Silicone Prairie: My Life on the Silicone Prairie 12” (Feel It) I can paraphrase some key facts about Silicone Prairie, but I am under no illusion that I can describe what’s going on with this album… it’s so dense and so original that you have to experience it, and it’ll take far more listens than I’ve been able to give it to exhaust everything it offers. Returning to the aforementioned facts, Silicone Prairie is a project helmed by Ian Teeple, whom you may know from Warm Bodies (one of my favorite bands of the past decade) and Natural Man and the Flamin’ Hot Band. Ian always struck me as one of those musical genius types, and Silicone Prairie (even more so than the already ambitious Natural Man stuff) sounds like he’s cutting loose and letting that talent run wild.
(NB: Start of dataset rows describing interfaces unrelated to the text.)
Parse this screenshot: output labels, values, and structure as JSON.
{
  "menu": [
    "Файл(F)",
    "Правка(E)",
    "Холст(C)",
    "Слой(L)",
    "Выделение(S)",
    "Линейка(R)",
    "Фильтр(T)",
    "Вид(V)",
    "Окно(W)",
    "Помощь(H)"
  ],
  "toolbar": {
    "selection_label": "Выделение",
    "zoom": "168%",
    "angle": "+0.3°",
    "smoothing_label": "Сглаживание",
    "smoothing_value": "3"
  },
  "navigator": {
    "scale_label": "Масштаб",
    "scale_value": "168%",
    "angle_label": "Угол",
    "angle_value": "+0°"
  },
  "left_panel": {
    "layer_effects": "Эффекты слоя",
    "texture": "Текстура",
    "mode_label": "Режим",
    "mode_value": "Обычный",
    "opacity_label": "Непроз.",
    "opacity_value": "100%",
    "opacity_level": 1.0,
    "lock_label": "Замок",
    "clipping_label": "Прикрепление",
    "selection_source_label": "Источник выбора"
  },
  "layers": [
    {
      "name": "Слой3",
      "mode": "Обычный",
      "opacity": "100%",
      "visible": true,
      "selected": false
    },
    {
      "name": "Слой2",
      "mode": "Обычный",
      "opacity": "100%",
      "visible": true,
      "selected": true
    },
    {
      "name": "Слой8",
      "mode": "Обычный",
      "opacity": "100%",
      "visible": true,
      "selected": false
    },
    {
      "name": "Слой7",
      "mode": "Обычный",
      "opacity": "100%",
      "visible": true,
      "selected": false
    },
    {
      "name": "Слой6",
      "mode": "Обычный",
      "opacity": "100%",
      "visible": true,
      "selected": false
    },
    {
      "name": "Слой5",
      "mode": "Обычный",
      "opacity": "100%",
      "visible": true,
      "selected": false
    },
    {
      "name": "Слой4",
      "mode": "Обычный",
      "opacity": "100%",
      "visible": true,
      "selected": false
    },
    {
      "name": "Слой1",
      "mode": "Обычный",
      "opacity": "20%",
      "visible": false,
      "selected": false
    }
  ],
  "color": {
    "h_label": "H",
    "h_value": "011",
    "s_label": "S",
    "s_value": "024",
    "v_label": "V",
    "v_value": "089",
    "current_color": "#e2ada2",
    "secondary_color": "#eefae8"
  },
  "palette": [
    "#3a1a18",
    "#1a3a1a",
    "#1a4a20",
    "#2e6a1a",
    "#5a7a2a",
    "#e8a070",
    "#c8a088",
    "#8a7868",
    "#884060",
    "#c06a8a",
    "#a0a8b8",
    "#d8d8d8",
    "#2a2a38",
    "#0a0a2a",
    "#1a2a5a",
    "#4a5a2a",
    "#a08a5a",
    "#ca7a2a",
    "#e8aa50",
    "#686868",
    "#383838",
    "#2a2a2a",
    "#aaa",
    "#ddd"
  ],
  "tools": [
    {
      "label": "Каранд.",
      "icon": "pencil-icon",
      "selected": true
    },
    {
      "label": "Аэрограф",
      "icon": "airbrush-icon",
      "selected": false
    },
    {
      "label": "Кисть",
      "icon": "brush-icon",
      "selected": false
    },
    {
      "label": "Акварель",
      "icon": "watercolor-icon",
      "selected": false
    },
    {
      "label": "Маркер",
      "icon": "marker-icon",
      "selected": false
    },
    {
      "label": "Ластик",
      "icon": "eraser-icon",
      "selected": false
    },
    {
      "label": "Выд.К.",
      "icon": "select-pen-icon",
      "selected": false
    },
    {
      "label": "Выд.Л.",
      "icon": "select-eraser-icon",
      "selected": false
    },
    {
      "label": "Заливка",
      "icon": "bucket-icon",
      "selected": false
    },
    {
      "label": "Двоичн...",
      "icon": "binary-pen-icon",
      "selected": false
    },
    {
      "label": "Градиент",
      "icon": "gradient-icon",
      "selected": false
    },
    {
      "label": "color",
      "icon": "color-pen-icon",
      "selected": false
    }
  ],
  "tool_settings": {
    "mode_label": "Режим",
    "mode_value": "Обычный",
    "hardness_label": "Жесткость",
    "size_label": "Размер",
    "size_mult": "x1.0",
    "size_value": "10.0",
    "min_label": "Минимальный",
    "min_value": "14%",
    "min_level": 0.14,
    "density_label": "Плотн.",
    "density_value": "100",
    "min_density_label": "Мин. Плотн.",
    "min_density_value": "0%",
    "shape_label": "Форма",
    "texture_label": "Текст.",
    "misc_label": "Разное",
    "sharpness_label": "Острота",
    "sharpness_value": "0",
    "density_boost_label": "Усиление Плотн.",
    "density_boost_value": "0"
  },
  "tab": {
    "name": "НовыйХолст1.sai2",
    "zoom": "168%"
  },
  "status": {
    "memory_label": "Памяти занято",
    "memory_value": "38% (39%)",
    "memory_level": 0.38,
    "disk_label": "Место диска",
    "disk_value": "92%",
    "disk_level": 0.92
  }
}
The 4-track production and jittery rhythms might tie this to post-Coneheads punk, but My Life on the Silicone Prairie has a wideness of scope and a sense of musical ambition that most bands who fit in that category lack. The pop grandiosity, genre agnosticism, and off-the-cuff presentation make me think of the golden era of Guided by Voices (Propeller, Bee Thousand, Alien Lanes), particularly when the 60s psych influences come to the fore, but that’s more a common approach than a sonic resemblance. It’s rare to hear a record as ambitious Alien Lanes, Meat Puppets II, or Double Nickels on the Dime, much less one that retains punk’s immediacy, energy level, and lack of pretension. If that sounds like something you’d be interested in experiencing, I suggest you carve out some time to give My Life on the Silicone Prairie an attentive listen. I’m sure you’ll come back for more.
Freak Genes: Power Station 12” (Feel It) Power Station is the fourth album from this duo, following previous releases on Alien Snatch and Drunken Sailor. Feel It Records is a fitting US home for Freak Genes, as they specialize in music that’s interesting, immediate, and difficult to classify, and that’s a perfect description for Power Station. While Freak Genes isn’t afraid to drop a melodic guitar lead every once in a while, they’re primarily a synth group, albeit one that doesn’t fit into a single sub-genre. A track like “Followed It Down” is dance-y, while “Something Else” has a herky-jerky, Devo-ish robotic rhythm, and “Ford Fairlane” is more pop… and that’s just the first three tracks! Throughout Power Station, Freak Genes walks fine lines between complex and immediate, rhythmic and melodic, art and pop. The only comparison that makes sense to me is New Order; while they don’t have Freak Genes’ occasional silly / surreal bent (this is, after all, still the band who wore duck masks on the cover of their second album), New Order is the only group I can think of who threads the above needles similarly to Freak Genes. There’s also something about Power Station that reminds me of Jay Reatard’s Blood Visions; like that record, Power Station makes great songwriting feel not like an end in itself, but a as a tool to use in service of creating a rich and immersive world.